[App and web page records]
#####

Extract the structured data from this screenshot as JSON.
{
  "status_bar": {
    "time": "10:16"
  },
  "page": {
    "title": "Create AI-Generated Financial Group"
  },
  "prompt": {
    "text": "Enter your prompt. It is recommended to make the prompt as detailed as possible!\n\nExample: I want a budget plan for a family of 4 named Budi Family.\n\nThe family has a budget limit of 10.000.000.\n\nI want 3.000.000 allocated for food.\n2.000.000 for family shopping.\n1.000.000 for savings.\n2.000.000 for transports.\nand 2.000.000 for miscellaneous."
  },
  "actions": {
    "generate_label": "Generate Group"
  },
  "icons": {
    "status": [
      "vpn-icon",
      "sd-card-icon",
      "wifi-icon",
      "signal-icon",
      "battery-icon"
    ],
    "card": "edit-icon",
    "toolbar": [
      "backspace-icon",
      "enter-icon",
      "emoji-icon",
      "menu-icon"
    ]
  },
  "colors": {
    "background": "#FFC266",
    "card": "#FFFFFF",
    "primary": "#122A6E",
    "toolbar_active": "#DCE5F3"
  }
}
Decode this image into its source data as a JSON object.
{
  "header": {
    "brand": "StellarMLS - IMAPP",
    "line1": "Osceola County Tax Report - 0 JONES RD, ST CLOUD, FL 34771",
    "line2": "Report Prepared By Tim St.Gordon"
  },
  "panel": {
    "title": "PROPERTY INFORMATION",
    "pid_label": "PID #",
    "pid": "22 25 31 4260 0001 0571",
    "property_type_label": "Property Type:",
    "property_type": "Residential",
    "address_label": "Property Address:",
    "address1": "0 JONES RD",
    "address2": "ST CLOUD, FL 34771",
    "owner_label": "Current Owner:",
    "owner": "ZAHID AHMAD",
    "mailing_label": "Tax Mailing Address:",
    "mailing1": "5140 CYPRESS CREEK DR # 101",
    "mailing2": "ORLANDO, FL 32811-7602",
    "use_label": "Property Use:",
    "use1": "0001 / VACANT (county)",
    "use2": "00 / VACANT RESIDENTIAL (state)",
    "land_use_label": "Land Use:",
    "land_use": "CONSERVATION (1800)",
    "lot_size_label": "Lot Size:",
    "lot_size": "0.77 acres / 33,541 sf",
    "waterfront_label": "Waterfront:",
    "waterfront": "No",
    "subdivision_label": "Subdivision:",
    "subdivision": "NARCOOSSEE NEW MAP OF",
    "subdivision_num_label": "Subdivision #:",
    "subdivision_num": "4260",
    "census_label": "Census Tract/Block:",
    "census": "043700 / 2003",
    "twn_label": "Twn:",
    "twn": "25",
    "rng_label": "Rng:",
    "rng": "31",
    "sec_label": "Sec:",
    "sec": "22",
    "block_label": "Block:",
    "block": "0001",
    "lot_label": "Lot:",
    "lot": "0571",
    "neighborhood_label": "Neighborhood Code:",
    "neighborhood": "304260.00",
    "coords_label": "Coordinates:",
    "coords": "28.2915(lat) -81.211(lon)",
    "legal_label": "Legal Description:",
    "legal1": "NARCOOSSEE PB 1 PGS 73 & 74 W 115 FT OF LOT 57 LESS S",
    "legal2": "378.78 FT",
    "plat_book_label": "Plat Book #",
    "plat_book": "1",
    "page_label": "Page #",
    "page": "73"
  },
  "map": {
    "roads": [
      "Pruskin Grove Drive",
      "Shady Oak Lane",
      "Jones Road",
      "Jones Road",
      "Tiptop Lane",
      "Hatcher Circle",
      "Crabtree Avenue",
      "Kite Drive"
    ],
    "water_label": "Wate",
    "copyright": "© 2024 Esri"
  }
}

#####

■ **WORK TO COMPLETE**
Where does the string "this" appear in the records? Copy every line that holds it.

■ **EXERCISE OUTPUT**
Extract the structured data from this screenshot as JSON.
Decode this image into its source data as a JSON object.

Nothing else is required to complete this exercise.